Riding made me more determined and humble.
I run a full-service equine training facility. We take in around 8-10 young horses a month. I am determined to have a successful training business and that doesn’t happen by wishing and hoping it would happen. It happens by being a determined human and reaching toward those goals one step at a time, little by little, every single day. It happens because I wake up with a goal, get up, and kick butt all day long. There is no slacking in my life and there never has been. I am a huge advocate for working hard for what you want.
Building my business was challenging at first. Like every other self-employed person, I started from the bottom and worked my way up. I’d take in any horse for training–those horses the accomplished trainers turned down for good reason, usually the unstarted 10-year-old problem horses. I rode the rejects from other trainers for a good year and made them into quality horses. Soon, I began to get nicer horses into training, and now I’m very selective on what comes into training at our farm. I had to be determined to see the light at the end of the tunnel during that first year, knowing if I could get those difficult ones started would help me build my resume. I got through that trial period of the up-and-coming trainer and now I can be selective.
At my facility, Rush Meadow Farm Performance Horses, determination runs at an all-time high. What does that look like? It looks like riding every single day, every holiday, and in any kind of weather Mother Nature throws at us here in northern Minnesota. Horses need to be worked and cared for daily, even when you don’t feel like doing anything besides sleeping all day. You have to get up and take care of business. Getting 10 horses plus some of my own ridden can be draining, but somehow I get it done every day. If I lacked determination, I’d have a lot of unhappy clients.
A certain horse I own, Patsy, has taught me so much humility. Just last weekend, we smoked a run–it was one of the nicest runs we’ve ever made. Later that day for our second run in the buckle series, the wheels fell off. We knocked two barrels and I pulled up on the way home because she was pulling on me and taking advantage. She’s been my problem child since the minute I bought her. The only horse who’s ever made me want to sell one because I can’t figure out their quirks. Usually, I can get on a horse and have them pegged and know how to fix their issues within a ride or two. Not this mare. She challenges me every day and I love her to pieces for that. She keeps me learning and wanting to improve.

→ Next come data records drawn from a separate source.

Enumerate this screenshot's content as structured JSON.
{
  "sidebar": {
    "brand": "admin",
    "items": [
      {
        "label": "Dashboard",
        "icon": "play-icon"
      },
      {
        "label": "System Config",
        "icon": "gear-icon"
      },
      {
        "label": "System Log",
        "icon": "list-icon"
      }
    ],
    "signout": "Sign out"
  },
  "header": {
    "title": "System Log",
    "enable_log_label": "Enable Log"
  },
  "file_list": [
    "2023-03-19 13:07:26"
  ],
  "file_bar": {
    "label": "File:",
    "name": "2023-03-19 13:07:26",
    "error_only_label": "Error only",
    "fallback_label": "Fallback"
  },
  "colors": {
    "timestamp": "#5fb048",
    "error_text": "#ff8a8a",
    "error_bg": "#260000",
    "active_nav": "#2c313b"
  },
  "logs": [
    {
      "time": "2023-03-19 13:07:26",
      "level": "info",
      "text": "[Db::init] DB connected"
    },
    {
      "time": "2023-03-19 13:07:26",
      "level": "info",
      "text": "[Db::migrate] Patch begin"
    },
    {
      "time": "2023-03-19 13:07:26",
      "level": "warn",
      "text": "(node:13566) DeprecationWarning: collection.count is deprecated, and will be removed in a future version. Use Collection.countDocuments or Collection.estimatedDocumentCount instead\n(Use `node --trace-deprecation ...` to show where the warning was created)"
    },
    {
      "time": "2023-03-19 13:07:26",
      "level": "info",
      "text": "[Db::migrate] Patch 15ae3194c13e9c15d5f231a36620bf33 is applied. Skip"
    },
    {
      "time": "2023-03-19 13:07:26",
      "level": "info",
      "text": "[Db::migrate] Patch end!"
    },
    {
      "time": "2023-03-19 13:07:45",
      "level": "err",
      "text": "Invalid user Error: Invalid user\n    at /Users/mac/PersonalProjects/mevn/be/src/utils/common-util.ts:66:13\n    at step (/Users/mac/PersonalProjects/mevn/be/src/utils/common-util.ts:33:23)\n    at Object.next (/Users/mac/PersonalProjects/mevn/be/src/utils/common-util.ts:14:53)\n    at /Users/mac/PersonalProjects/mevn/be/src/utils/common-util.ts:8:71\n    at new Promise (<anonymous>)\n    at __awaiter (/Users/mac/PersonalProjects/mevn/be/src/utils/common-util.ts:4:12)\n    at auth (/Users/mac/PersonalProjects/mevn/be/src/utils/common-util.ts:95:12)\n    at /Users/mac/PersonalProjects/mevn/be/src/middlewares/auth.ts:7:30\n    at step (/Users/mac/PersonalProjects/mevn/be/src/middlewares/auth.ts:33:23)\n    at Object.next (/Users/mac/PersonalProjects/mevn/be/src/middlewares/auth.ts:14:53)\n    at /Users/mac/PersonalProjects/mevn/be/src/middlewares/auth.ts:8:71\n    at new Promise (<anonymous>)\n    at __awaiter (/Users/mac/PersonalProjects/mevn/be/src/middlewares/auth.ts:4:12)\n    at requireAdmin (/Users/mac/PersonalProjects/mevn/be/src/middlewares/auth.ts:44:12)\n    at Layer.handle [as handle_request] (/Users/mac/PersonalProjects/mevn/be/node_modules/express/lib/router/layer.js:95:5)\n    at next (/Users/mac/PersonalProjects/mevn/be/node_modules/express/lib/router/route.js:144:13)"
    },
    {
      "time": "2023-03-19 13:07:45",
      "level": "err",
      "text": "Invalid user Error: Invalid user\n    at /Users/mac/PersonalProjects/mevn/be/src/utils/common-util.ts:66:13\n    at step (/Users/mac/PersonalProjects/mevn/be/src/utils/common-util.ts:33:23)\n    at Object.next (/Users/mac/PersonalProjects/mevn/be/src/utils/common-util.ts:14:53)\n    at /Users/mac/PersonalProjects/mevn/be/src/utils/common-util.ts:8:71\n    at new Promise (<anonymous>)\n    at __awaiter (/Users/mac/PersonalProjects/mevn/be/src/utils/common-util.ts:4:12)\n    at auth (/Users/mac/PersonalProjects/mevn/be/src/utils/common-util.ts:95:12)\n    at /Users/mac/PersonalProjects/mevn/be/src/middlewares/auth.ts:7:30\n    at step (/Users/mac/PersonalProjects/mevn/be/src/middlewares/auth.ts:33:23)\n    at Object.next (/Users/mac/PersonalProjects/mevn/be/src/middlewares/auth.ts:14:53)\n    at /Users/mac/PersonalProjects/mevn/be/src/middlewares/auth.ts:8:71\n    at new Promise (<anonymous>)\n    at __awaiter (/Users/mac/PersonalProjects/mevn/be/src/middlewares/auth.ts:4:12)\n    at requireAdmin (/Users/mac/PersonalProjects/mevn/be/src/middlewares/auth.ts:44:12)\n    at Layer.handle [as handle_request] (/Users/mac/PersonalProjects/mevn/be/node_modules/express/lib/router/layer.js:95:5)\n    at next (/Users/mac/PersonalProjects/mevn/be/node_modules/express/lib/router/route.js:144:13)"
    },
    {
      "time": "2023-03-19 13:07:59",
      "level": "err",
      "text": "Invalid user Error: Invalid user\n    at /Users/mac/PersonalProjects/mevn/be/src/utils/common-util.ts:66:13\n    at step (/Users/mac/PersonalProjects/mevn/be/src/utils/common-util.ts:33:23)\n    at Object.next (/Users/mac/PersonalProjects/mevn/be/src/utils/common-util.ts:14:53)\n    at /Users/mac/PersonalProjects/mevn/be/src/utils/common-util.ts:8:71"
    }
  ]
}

Humility–riding teaches me that every day. Just when I think I have a certain young horse figured out they throw me for a loop. I question my own abilities some days. Then the next day, they ride better than they ever have and I’m back on cloud nine. I know as soon as you’re at the top, the next day you can be right at the bottom again. I aim to always stay humble and kind, no matter what I’ve accomplished in my career. I’ve never been the type to jump up and down and cry when I win something, but more of the type to go give my horse an extra scratch and thank them for letting me be their passenger.
Lindsay Nordick from Detroit Lakes, MN, owns Rush Meadow Farm Performance Horses, a full-service training facility. They emphasize creating a correct, soft, willing, honest, and well-exposed horse.